== Problem description ==
Output all records exactly.

───── Information ─────

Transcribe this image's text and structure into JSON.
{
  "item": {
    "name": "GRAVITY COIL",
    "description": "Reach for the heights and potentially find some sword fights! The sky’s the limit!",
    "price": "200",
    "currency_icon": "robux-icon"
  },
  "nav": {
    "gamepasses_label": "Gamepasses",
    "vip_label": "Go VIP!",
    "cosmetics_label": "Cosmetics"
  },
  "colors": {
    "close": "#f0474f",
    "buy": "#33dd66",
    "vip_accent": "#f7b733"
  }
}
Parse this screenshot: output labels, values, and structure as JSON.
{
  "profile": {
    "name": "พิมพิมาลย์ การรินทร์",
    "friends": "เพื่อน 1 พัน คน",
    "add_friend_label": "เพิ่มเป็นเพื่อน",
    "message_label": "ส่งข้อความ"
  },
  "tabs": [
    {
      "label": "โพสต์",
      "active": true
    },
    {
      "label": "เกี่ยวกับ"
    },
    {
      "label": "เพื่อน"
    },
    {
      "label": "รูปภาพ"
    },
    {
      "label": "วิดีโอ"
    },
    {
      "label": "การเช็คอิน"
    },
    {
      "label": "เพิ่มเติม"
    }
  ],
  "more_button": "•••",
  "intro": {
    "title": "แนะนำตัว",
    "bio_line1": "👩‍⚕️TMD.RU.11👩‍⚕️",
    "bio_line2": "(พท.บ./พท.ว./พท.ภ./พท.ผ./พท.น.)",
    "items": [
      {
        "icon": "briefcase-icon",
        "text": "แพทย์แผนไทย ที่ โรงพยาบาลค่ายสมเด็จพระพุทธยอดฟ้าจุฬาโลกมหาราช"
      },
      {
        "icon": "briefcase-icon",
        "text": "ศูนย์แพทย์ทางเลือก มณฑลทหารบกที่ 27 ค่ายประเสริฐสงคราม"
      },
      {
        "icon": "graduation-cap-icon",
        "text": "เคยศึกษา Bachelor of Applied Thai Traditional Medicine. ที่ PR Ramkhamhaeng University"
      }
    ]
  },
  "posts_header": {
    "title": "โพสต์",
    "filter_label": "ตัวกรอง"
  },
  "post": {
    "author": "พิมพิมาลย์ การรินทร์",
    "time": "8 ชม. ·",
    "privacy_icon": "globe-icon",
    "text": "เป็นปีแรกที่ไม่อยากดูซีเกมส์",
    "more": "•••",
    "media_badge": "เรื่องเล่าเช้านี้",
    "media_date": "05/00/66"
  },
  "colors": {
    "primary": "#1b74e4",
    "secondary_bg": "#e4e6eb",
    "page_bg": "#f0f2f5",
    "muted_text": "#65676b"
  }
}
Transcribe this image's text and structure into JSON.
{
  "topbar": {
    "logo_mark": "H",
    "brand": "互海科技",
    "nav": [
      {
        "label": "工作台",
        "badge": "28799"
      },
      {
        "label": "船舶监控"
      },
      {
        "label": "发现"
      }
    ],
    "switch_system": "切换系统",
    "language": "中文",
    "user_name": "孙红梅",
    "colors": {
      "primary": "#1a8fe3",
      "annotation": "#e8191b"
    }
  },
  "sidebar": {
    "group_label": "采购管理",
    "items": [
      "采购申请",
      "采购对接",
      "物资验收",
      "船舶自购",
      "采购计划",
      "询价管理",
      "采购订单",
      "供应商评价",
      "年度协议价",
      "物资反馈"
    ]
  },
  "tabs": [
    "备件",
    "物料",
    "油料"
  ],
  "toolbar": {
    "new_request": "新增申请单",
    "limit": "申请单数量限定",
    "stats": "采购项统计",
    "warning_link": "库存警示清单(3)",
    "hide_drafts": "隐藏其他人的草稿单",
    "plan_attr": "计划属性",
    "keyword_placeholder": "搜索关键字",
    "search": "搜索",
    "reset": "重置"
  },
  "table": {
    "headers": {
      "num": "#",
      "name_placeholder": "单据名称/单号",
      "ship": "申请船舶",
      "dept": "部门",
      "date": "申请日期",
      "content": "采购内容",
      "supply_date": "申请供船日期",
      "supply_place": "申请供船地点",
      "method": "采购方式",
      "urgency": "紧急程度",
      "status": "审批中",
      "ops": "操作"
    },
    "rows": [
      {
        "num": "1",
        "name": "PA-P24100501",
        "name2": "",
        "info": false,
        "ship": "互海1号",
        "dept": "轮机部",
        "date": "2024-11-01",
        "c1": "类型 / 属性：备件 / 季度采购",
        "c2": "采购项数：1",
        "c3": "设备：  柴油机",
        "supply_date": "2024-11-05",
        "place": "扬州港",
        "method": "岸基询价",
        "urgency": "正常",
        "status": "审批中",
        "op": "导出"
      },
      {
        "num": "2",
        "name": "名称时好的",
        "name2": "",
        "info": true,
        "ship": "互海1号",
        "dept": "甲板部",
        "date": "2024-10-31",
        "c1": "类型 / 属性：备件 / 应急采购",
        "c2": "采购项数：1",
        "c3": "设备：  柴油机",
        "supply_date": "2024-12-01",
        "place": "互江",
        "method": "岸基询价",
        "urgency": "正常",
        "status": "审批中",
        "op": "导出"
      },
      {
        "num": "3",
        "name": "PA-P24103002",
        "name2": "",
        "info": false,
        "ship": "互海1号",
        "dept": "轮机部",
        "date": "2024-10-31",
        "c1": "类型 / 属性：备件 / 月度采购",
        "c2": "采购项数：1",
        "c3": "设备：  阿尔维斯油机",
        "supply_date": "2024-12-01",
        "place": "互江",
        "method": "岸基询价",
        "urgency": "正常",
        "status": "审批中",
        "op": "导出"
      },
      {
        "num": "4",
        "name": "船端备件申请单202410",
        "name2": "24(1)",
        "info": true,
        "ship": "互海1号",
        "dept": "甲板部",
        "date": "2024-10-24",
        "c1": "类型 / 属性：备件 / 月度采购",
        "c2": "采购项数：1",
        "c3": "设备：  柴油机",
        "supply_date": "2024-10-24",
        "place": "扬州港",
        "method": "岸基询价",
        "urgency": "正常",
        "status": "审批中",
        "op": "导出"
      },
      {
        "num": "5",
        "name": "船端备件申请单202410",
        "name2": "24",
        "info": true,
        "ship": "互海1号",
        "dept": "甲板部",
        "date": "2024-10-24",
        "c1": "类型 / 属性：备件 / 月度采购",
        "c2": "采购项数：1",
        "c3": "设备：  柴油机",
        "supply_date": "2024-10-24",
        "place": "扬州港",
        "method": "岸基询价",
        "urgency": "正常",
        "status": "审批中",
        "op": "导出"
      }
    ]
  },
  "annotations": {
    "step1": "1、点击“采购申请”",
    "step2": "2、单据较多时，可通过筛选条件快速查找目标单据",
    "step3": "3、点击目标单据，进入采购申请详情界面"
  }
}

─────

== Problem solution ==
Transcribe this image's text and structure into JSON.
{
  "item": {
    "name": "GRAVITY COIL",
    "description": "Reach for the heights and potentially find some sword fights! The sky’s the limit!",
    "price": "200",
    "currency_icon": "robux-icon"
  },
  "nav": {
    "gamepasses_label": "Gamepasses",
    "vip_label": "Go VIP!",
    "cosmetics_label": "Cosmetics"
  },
  "colors": {
    "close": "#f0474f",
    "buy": "#33dd66",
    "vip_accent": "#f7b733"
  }
}
Parse this screenshot: output labels, values, and structure as JSON.
{
  "profile": {
    "name": "พิมพิมาลย์ การรินทร์",
    "friends": "เพื่อน 1 พัน คน",
    "add_friend_label": "เพิ่มเป็นเพื่อน",
    "message_label": "ส่งข้อความ"
  },
  "tabs": [
    {
      "label": "โพสต์",
      "active": true
    },
    {
      "label": "เกี่ยวกับ"
    },
    {
      "label": "เพื่อน"
    },
    {
      "label": "รูปภาพ"
    },
    {
      "label": "วิดีโอ"
    },
    {
      "label": "การเช็คอิน"
    },
    {
      "label": "เพิ่มเติม"
    }
  ],
  "more_button": "•••",
  "intro": {
    "title": "แนะนำตัว",
    "bio_line1": "👩‍⚕️TMD.RU.11👩‍⚕️",
    "bio_line2": "(พท.บ./พท.ว./พท.ภ./พท.ผ./พท.น.)",
    "items": [
      {
        "icon": "briefcase-icon",
        "text": "แพทย์แผนไทย ที่ โรงพยาบาลค่ายสมเด็จพระพุทธยอดฟ้าจุฬาโลกมหาราช"
      },
      {
        "icon": "briefcase-icon",
        "text": "ศูนย์แพทย์ทางเลือก มณฑลทหารบกที่ 27 ค่ายประเสริฐสงคราม"
      },
      {
        "icon": "graduation-cap-icon",
        "text": "เคยศึกษา Bachelor of Applied Thai Traditional Medicine. ที่ PR Ramkhamhaeng University"
      }
    ]
  },
  "posts_header": {
    "title": "โพสต์",
    "filter_label": "ตัวกรอง"
  },
  "post": {
    "author": "พิมพิมาลย์ การรินทร์",
    "time": "8 ชม. ·",
    "privacy_icon": "globe-icon",
    "text": "เป็นปีแรกที่ไม่อยากดูซีเกมส์",
    "more": "•••",
    "media_badge": "เรื่องเล่าเช้านี้",
    "media_date": "05/00/66"
  },
  "colors": {
    "primary": "#1b74e4",
    "secondary_bg": "#e4e6eb",
    "page_bg": "#f0f2f5",
    "muted_text": "#65676b"
  }
}
Transcribe this image's text and structure into JSON.
{
  "topbar": {
    "logo_mark": "H",
    "brand": "互海科技",
    "nav": [
      {
        "label": "工作台",
        "badge": "28799"
      },
      {
        "label": "船舶监控"
      },
      {
        "label": "发现"
      }
    ],
    "switch_system": "切换系统",
    "language": "中文",
    "user_name": "孙红梅",
    "colors": {
      "primary": "#1a8fe3",
      "annotation": "#e8191b"
    }
  },
  "sidebar": {
    "group_label": "采购管理",
    "items": [
      "采购申请",
      "采购对接",
      "物资验收",
      "船舶自购",
      "采购计划",
      "询价管理",
      "采购订单",
      "供应商评价",
      "年度协议价",
      "物资反馈"
    ]
  },
  "tabs": [
    "备件",
    "物料",
    "油料"
  ],
  "toolbar": {
    "new_request": "新增申请单",
    "limit": "申请单数量限定",
    "stats": "采购项统计",
    "warning_link": "库存警示清单(3)",
    "hide_drafts": "隐藏其他人的草稿单",
    "plan_attr": "计划属性",
    "keyword_placeholder": "搜索关键字",
    "search": "搜索",
    "reset": "重置"
  },
  "table": {
    "headers": {
      "num": "#",
      "name_placeholder": "单据名称/单号",
      "ship": "申请船舶",
      "dept": "部门",
      "date": "申请日期",
      "content": "采购内容",
      "supply_date": "申请供船日期",
      "supply_place": "申请供船地点",
      "method": "采购方式",
      "urgency": "紧急程度",
      "status": "审批中",
      "ops": "操作"
    },
    "rows": [
      {
        "num": "1",
        "name": "PA-P24100501",
        "name2": "",
        "info": false,
        "ship": "互海1号",
        "dept": "轮机部",
        "date": "2024-11-01",
        "c1": "类型 / 属性：备件 / 季度采购",
        "c2": "采购项数：1",
        "c3": "设备：  柴油机",
        "supply_date": "2024-11-05",
        "place": "扬州港",
        "method": "岸基询价",
        "urgency": "正常",
        "status": "审批中",
        "op": "导出"
      },
      {
        "num": "2",
        "name": "名称时好的",
        "name2": "",
        "info": true,
        "ship": "互海1号",
        "dept": "甲板部",
        "date": "2024-10-31",
        "c1": "类型 / 属性：备件 / 应急采购",
        "c2": "采购项数：1",
        "c3": "设备：  柴油机",
        "supply_date": "2024-12-01",
        "place": "互江",
        "method": "岸基询价",
        "urgency": "正常",
        "status": "审批中",
        "op": "导出"
      },
      {
        "num": "3",
        "name": "PA-P24103002",
        "name2": "",
        "info": false,
        "ship": "互海1号",
        "dept": "轮机部",
        "date": "2024-10-31",
        "c1": "类型 / 属性：备件 / 月度采购",
        "c2": "采购项数：1",
        "c3": "设备：  阿尔维斯油机",
        "supply_date": "2024-12-01",
        "place": "互江",
        "method": "岸基询价",
        "urgency": "正常",
        "status": "审批中",
        "op": "导出"
      },
      {
        "num": "4",
        "name": "船端备件申请单202410",
        "name2": "24(1)",
        "info": true,
        "ship": "互海1号",
        "dept": "甲板部",
        "date": "2024-10-24",
        "c1": "类型 / 属性：备件 / 月度采购",
        "c2": "采购项数：1",
        "c3": "设备：  柴油机",
        "supply_date": "2024-10-24",
        "place": "扬州港",
        "method": "岸基询价",
        "urgency": "正常",
        "status": "审批中",
        "op": "导出"
      },
      {
        "num": "5",
        "name": "船端备件申请单202410",
        "name2": "24",
        "info": true,
        "ship": "互海1号",
        "dept": "甲板部",
        "date": "2024-10-24",
        "c1": "类型 / 属性：备件 / 月度采购",
        "c2": "采购项数：1",
        "c3": "设备：  柴油机",
        "supply_date": "2024-10-24",
        "place": "扬州港",
        "method": "岸基询价",
        "urgency": "正常",
        "status": "审批中",
        "op": "导出"
      }
    ]
  },
  "annotations": {
    "step1": "1、点击“采购申请”",
    "step2": "2、单据较多时，可通过筛选条件快速查找目标单据",
    "step3": "3、点击目标单据，进入采购申请详情界面"
  }
}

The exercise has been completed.